Cynics and nihilists step ahead of rest of society
Those who embody this idea of the ‘absence of hope’ are probably the most hopeful people of all: they recognize the futility of ordinary living, the monotony of scheduled time and movements, the incongruity of the pre-ordained social desires of financial security, career contentedness and family rearing.
Those who refuse, who say “no”, while being burdened with a heavy head and a heavy heart, ultimately know that there is something more to life than this, but by themselves they cannot change it.
And while they are ostracized, demonized, stigmatized as being outside the social order (because by saying “no” they call into question the motivations of “happiness” or “living” that most people abide by), they perhaps are the people who have the answers (or at least the diagnoses) of how to fundamentally and truly change the world for the better.
Those people who are depressed do not “settle” for depression; they tolerate it. They tolerate it because they must.
To be “happy” on the outside but somehow “incomplete” on the inside (whatever that truly means, another term lifted from the discourse of the “joyless society”), this is a phenomenon not only ubiquitous but celebrated today, a condition anathema to those melancholiacs, cynics, nihilists perceived to be one step behind but in reality are ten steps ahead.
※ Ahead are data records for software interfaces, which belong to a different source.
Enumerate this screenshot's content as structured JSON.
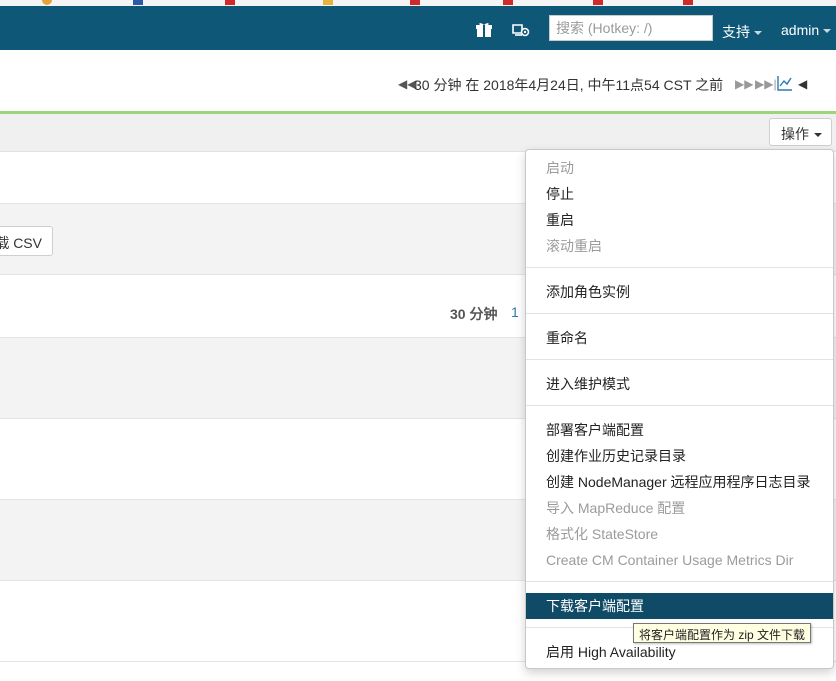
{
  "navbar": {
    "search_placeholder": "搜索 (Hotkey: /)",
    "support_label": "支持",
    "user_label": "admin"
  },
  "timebar": {
    "range_text": "30 分钟 在 2018年4月24日, 中午11点54 CST 之前"
  },
  "toolbar": {
    "actions_label": "操作"
  },
  "content": {
    "csv_label": "载 CSV",
    "duration_label": "30 分钟",
    "duration_link": "1"
  },
  "menu": {
    "items": [
      {
        "label": "启动",
        "disabled": true
      },
      {
        "label": "停止",
        "disabled": false
      },
      {
        "label": "重启",
        "disabled": false
      },
      {
        "label": "滚动重启",
        "disabled": true
      },
      {
        "label": "添加角色实例",
        "disabled": false
      },
      {
        "label": "重命名",
        "disabled": false
      },
      {
        "label": "进入维护模式",
        "disabled": false
      },
      {
        "label": "部署客户端配置",
        "disabled": false
      },
      {
        "label": "创建作业历史记录目录",
        "disabled": false
      },
      {
        "label": "创建 NodeManager 远程应用程序日志目录",
        "disabled": false
      },
      {
        "label": "导入 MapReduce 配置",
        "disabled": true
      },
      {
        "label": "格式化 StateStore",
        "disabled": true
      },
      {
        "label": "Create CM Container Usage Metrics Dir",
        "disabled": true
      },
      {
        "label": "下载客户端配置",
        "disabled": false,
        "active": true
      },
      {
        "label": "启用 High Availability",
        "disabled": false
      }
    ]
  },
  "tooltip": {
    "text": "将客户端配置作为 zip 文件下载"
  },
  "colors": {
    "navbar": "#0f5777",
    "accent_line": "#9bd67a",
    "menu_active": "#0f4a66"
  }
}
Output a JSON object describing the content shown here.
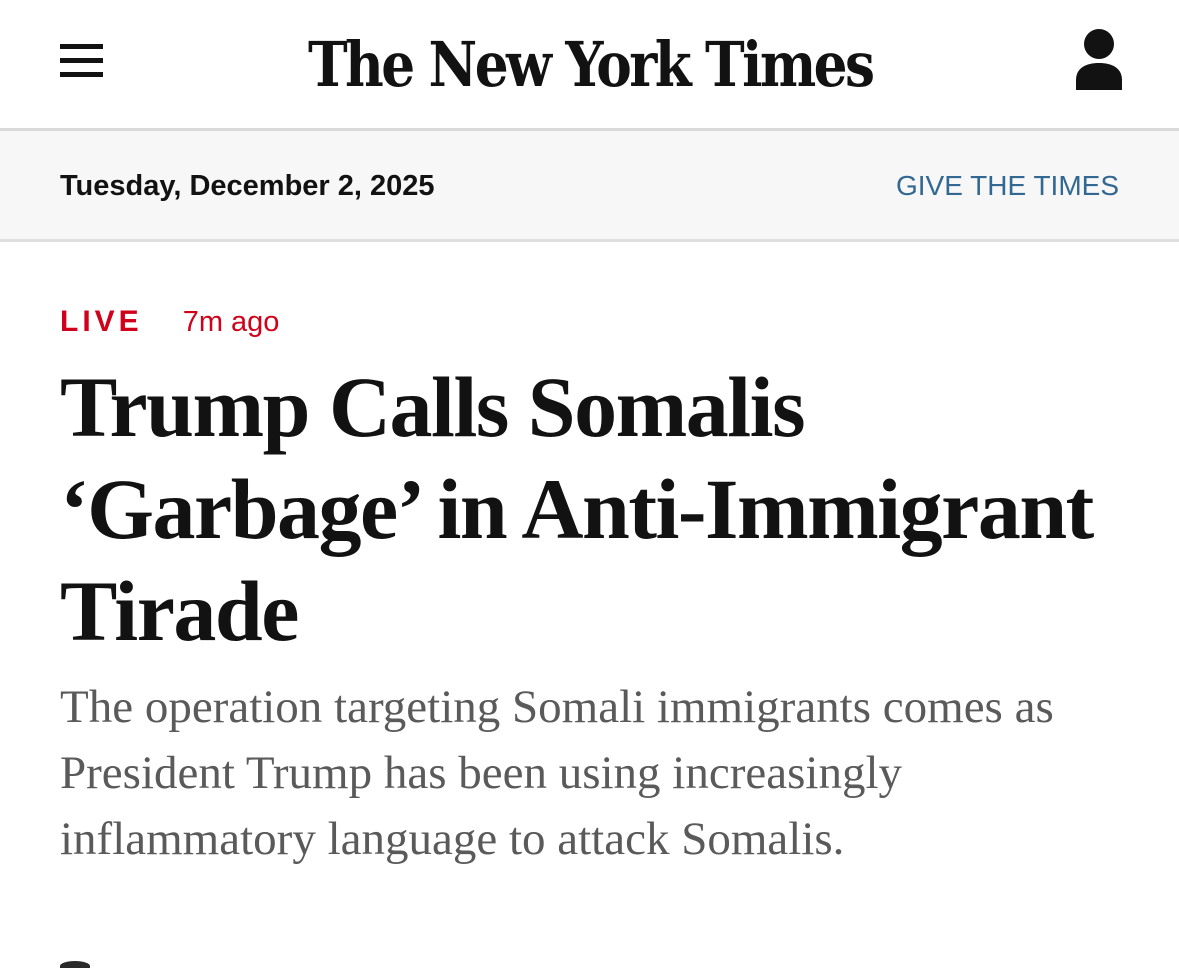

Ernest Hemingway once said, “The world is a fine place and worth fighting for…” Perhaps it is those happy types who are the ones too willing to “leave it,” not those afflicted with depression.